  4. Nancy Nagler says:

    About 10 years ago, I met a wonderful gentleman, Charlie Bird, who was a Naval rear tail gunner in a Liberator in the Pacific during WWII. He mentioned something like 50+ missions in 11 months.
    He left to return to his family in Baja California Mexico but came back for the VA care at the Middleton VA Hospital, a great facility. He had been able to get hearing disability because of the loud noise durin his tour but when we tried to get re-compensated for his AMD, that was refused. I don’t think they took the situation into account. The modern equivalents have much better protection for their eyes.
    He spent all of his naval years either looking for fighter pilots coming out of the sun or, during the Korean war, was on a ship loading ordinance with the ocean all around.
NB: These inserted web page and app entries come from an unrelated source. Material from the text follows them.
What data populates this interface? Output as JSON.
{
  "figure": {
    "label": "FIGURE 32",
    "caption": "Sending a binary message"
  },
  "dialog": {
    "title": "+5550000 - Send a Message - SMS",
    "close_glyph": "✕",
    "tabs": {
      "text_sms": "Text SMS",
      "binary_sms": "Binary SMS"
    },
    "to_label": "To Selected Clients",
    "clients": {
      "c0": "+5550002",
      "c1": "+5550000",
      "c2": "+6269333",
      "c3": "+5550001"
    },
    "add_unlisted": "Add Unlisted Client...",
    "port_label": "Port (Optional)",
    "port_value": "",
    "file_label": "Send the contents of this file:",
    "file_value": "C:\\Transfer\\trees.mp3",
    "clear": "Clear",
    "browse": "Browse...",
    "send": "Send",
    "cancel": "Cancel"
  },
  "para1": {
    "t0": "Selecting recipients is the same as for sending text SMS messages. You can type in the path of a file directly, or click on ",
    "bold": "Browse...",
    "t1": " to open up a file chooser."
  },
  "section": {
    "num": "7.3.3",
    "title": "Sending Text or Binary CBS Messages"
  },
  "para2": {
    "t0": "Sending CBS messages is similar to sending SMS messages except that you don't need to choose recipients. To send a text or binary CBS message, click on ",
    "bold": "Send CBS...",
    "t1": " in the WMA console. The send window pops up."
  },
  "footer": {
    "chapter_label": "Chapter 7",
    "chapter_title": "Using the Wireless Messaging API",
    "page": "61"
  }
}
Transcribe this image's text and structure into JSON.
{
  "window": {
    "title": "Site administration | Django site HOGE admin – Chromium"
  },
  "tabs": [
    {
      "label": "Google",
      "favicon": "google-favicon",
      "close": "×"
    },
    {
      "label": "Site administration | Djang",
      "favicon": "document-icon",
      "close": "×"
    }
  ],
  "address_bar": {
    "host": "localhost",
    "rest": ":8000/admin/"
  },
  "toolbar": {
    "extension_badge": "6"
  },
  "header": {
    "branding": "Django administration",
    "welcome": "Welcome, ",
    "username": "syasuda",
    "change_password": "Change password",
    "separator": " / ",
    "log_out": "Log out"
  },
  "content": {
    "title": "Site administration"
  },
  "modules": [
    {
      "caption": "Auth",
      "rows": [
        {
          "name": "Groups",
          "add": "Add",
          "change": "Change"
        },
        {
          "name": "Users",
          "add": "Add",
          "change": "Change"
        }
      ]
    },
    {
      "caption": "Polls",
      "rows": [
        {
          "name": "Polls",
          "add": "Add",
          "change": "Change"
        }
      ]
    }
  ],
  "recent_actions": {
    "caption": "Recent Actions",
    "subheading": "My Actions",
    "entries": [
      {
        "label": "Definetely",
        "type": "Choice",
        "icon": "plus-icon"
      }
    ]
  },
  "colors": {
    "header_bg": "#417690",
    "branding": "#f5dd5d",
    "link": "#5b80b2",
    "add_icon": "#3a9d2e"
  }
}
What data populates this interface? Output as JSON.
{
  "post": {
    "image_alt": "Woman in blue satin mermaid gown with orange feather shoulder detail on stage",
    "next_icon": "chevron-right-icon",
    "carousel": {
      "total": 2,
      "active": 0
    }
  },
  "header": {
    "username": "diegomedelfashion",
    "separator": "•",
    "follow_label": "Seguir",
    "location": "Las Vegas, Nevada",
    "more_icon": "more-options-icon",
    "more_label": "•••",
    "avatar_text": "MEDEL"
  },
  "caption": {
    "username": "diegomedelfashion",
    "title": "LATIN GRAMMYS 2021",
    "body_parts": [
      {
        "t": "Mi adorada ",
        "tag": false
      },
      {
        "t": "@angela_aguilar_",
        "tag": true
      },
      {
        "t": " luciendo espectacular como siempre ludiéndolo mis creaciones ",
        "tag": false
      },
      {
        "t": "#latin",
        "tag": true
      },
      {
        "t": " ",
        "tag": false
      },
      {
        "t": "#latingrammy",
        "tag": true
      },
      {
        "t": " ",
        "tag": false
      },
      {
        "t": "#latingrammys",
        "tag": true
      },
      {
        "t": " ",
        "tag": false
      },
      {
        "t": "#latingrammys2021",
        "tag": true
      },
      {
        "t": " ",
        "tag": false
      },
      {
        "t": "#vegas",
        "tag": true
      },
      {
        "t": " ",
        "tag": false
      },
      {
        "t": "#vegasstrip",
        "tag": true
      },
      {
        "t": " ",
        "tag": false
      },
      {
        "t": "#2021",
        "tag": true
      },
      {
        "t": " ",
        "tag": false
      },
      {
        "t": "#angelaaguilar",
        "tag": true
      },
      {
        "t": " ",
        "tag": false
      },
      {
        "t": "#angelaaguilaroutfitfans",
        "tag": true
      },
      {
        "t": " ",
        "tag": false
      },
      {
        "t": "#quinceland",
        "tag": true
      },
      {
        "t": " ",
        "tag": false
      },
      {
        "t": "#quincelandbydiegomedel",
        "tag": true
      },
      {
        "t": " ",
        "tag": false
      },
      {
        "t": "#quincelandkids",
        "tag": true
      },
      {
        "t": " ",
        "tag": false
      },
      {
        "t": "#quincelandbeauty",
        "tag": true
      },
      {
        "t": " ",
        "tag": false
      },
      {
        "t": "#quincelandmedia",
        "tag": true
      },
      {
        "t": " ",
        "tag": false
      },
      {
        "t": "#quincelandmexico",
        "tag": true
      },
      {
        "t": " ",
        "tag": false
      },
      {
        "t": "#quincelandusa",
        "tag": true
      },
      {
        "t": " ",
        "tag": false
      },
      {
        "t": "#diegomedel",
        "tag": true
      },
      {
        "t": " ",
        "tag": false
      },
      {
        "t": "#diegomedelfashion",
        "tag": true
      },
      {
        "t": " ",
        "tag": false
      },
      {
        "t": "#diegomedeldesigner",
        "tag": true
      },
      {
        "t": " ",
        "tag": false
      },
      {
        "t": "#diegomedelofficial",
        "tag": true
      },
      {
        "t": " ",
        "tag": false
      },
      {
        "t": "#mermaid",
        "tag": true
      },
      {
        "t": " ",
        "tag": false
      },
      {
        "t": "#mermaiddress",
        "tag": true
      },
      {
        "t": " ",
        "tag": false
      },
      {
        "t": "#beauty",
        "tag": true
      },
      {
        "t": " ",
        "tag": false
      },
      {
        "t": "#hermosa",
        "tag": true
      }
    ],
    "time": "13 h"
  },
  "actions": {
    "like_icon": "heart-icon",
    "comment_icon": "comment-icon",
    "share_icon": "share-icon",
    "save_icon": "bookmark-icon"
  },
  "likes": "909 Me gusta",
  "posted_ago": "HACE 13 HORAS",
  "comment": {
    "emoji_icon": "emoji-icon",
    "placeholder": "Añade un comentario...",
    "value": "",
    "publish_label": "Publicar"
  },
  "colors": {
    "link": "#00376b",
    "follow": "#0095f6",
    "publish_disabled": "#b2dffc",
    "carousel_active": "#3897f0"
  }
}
    I realize AMD is considered age related and he was a young looking 90, but no family members have been diagnosed with AMD. The environmental situation had a lot to do with it, I’m sure.
    We were not given much hope. Only one person had gone through the Sauk County Veteran Support for eye problems. I wouldn’t have been surprised that I did meet him at the VA Hospital, a far too young, but very upbeat, military gentleman who was totally blind.
    I will admit that having a brother who developed retinopathy of prematurity has sensitized me to vision problems.
    Shortly after the negative decision, he returned to his family. His wife, his son and his wife as well has his two grandsons all met the plane.
    Because of his COPD and the filthy air there, he contacted pneumonia and die within six weeks after arriving.
    I would hope there would be some way to have a person in a similar situation like this not be stymied again so I am asking for an opinion on his situation.